The Earth, the City, and the Hidden Narrative of Race by Carl Anthony is officially launched in the world today, and I am holding a copy in my hand at last. Over a period of 10+ years I collaborated with Carl to help midwife his legacy book into being, one of the most meaningful editorial projects I have worked on.
Carl is an African-American architect, regional planner, and environmental justice pioneer. A lifelong activist and an insatiable learner, he has worked full-on for change while connecting the dots of history, urban policy, cosmology, race, identity, and his unique and fascinating lived experiences. Carl has much insight to share.
Some months back as the manuscript was nearly finalized, we looked back on the book-writing journey. An edited version follows of his reflections.

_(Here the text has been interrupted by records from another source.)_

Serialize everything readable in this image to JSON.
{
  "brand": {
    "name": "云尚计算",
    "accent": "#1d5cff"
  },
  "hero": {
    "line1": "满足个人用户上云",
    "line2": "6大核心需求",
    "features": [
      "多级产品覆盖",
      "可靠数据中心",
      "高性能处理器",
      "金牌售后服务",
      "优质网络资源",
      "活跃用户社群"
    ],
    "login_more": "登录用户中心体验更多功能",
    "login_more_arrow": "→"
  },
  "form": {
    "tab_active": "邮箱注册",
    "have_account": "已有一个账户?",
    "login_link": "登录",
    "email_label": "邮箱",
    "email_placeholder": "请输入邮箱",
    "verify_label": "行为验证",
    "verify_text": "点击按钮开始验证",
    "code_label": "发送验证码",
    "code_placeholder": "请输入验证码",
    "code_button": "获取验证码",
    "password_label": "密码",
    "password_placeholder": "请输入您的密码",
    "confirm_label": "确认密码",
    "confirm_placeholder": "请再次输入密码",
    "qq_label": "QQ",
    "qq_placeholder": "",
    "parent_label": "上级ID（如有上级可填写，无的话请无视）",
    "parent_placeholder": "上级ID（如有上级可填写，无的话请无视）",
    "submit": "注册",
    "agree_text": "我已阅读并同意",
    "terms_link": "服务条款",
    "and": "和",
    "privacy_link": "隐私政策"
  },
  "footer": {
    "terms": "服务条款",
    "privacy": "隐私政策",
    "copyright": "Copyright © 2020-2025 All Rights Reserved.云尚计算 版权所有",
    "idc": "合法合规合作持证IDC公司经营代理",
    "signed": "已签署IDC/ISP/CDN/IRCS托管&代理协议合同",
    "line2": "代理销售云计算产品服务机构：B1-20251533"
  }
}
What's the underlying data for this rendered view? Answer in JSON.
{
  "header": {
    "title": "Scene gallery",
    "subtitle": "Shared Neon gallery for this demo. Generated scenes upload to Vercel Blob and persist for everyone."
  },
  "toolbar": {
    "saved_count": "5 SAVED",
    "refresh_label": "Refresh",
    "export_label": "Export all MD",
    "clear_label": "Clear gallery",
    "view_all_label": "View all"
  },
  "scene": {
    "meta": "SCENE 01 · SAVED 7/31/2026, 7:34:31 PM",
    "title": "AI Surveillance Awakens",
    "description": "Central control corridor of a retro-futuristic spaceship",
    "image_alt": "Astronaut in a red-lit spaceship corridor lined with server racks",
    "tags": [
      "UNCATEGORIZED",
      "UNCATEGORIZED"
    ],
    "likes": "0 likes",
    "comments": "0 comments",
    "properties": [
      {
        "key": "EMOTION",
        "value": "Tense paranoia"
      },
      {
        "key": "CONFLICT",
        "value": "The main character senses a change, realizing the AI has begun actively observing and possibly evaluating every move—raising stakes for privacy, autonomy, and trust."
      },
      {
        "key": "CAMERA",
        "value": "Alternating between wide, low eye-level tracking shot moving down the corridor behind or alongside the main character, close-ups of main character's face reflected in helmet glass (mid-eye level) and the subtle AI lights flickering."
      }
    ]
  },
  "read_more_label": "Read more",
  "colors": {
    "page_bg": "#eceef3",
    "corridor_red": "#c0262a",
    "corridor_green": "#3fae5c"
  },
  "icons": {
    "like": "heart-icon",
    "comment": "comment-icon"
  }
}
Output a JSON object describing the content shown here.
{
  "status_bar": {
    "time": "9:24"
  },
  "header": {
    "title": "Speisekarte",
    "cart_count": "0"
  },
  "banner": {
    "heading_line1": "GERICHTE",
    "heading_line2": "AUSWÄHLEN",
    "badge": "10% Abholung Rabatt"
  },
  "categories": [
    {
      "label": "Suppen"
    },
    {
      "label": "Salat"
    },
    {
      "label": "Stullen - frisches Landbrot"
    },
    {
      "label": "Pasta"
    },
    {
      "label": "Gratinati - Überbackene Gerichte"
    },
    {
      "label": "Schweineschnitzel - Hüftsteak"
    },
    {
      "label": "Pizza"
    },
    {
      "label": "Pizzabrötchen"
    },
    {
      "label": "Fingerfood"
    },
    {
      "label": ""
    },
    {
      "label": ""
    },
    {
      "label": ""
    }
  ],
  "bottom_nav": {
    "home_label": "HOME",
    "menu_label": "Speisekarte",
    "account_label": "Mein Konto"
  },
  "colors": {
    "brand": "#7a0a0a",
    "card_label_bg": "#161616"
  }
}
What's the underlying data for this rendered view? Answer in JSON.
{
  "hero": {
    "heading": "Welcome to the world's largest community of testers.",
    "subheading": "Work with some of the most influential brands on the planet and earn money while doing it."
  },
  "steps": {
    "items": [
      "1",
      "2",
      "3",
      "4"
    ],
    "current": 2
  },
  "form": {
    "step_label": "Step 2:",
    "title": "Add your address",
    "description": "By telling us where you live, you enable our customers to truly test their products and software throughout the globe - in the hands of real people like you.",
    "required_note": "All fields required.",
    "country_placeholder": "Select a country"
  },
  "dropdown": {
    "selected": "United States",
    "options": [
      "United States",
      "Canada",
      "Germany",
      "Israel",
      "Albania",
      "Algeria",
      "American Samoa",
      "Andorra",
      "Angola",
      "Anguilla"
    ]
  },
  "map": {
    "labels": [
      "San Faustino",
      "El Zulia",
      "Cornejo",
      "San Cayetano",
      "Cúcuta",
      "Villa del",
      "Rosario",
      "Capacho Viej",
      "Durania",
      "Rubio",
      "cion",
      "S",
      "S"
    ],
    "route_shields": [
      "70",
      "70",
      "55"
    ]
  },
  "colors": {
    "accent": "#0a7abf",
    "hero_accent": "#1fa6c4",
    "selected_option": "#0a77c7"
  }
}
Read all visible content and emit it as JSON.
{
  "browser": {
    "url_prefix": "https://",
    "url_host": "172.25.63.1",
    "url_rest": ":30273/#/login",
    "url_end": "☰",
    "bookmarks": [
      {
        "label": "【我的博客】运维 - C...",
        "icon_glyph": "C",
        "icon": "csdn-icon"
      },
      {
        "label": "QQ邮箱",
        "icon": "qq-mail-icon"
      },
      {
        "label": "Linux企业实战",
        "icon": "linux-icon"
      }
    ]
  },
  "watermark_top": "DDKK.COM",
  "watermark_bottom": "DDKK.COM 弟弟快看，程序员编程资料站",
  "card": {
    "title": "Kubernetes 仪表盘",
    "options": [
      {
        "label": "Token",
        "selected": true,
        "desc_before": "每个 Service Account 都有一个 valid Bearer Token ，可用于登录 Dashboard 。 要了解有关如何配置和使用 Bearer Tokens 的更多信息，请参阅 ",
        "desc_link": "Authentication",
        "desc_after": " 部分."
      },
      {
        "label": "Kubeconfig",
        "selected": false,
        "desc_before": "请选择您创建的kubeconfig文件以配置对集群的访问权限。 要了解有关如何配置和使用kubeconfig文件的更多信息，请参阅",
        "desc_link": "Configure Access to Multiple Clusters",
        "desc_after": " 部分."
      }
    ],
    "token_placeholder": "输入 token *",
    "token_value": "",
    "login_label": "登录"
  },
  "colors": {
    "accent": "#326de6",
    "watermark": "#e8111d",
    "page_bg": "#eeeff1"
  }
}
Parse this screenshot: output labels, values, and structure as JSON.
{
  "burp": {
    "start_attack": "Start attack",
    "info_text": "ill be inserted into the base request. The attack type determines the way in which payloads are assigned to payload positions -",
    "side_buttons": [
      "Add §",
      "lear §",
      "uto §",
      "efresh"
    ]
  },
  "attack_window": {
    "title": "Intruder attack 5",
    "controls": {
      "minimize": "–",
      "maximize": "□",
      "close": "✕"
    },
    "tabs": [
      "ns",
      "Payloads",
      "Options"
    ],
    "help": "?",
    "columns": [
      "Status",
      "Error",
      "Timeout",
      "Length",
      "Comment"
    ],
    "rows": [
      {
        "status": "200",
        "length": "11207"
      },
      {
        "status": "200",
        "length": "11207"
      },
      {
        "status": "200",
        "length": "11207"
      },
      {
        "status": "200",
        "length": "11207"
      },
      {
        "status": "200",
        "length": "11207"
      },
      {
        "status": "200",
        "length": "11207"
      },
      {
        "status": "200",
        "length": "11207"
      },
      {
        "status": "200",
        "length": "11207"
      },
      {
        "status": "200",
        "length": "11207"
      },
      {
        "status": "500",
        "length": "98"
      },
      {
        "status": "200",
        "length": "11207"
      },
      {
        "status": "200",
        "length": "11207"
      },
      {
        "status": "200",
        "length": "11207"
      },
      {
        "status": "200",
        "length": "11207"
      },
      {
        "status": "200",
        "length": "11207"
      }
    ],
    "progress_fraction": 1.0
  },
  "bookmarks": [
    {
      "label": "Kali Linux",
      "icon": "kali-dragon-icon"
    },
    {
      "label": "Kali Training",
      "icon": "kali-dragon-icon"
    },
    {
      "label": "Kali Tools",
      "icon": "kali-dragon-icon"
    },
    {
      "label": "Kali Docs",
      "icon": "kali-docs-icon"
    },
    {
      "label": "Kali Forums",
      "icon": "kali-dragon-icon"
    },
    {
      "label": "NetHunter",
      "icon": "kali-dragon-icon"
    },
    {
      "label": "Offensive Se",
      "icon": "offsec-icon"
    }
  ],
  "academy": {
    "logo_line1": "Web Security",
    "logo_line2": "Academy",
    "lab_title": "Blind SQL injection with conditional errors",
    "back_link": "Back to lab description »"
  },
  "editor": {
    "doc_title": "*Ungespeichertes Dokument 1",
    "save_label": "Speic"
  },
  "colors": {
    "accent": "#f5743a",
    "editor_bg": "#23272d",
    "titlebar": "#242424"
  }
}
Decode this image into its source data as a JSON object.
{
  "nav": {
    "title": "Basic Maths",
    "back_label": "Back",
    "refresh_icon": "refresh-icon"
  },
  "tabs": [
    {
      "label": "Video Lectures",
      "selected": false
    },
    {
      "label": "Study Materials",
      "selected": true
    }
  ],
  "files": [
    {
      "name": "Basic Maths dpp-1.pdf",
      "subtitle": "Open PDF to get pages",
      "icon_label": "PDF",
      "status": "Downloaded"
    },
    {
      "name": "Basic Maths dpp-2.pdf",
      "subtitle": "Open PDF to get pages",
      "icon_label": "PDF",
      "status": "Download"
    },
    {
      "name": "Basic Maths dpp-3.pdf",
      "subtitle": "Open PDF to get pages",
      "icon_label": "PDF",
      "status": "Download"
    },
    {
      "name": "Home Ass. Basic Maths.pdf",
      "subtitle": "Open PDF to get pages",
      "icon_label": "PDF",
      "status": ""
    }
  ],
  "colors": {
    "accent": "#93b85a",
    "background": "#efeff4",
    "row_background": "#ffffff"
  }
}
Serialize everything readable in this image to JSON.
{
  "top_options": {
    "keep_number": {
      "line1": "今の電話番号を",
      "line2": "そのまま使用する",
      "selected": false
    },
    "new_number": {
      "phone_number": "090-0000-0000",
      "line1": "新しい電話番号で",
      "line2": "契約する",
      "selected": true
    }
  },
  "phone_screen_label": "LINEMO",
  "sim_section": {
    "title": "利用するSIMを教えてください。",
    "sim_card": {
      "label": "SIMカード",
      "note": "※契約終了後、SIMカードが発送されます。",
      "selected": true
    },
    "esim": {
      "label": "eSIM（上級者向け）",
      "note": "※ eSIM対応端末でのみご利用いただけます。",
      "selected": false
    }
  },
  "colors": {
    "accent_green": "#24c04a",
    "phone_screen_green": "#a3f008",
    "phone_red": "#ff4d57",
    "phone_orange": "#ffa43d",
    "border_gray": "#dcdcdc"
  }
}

Carl Anthony: Throughout my life, and in writing my book The Earth, the City, and the Hidden Narrative of Race, I have been exploring how to live and be in this ever-changing world. As an African American, I have both the benefit and the liability of being rooted in a richly layered yet challenging history, much of which has been buried from view. I have been trying to uncover that history, bring visibility to things that had been hidden, and make sense of parts of myself that had been not been within my awareness.
As a boy growing up, I was deeply impressed by how William Penn had laid out the parks and streets and trees in my home town of Philadelphia. Then as I grew older I added to my understanding of William Penn the knowledge that he had kept slaves and his father had become enormously rich as a consequence of the slave trade. I needed to take the original story and fill in the gaps and place it in a larger context that had been hidden from my view.
I think the question is, whoever you are, can you drill down to the source? To understand your origins is a way of understanding and being present to who you are now.
I feel that one of my most important contributions as an African American has been to hold the whole story of the journey of African Americans—from the origins of humanity to the sustainability revolution—in a single story.
Alongside all the things that are in a constant state of change and flux, the universe is a system that provides “text without context,” as Thomas Berry said. It is changing, although not in a relative sense. The North Star will be in the north long after I am gone. Getting my bearings in this larger framework of the universe has given me something to work with.
To explore one’s origins isn’t so much about trying to see how different you are or how unique your experience has been. It is more about, as James Baldwin said, “Know from whence you came, and there is no limit to where you can go.”
A process of continual change is happening all the time. The question is, how and when do we wake up to it, and how do we adjust to it?
Both understanding the past and looking to the future are useful aids for navigating the present. A constant effort to reach within and find guiding principles will serve us well as we continue to navigate these currents of change.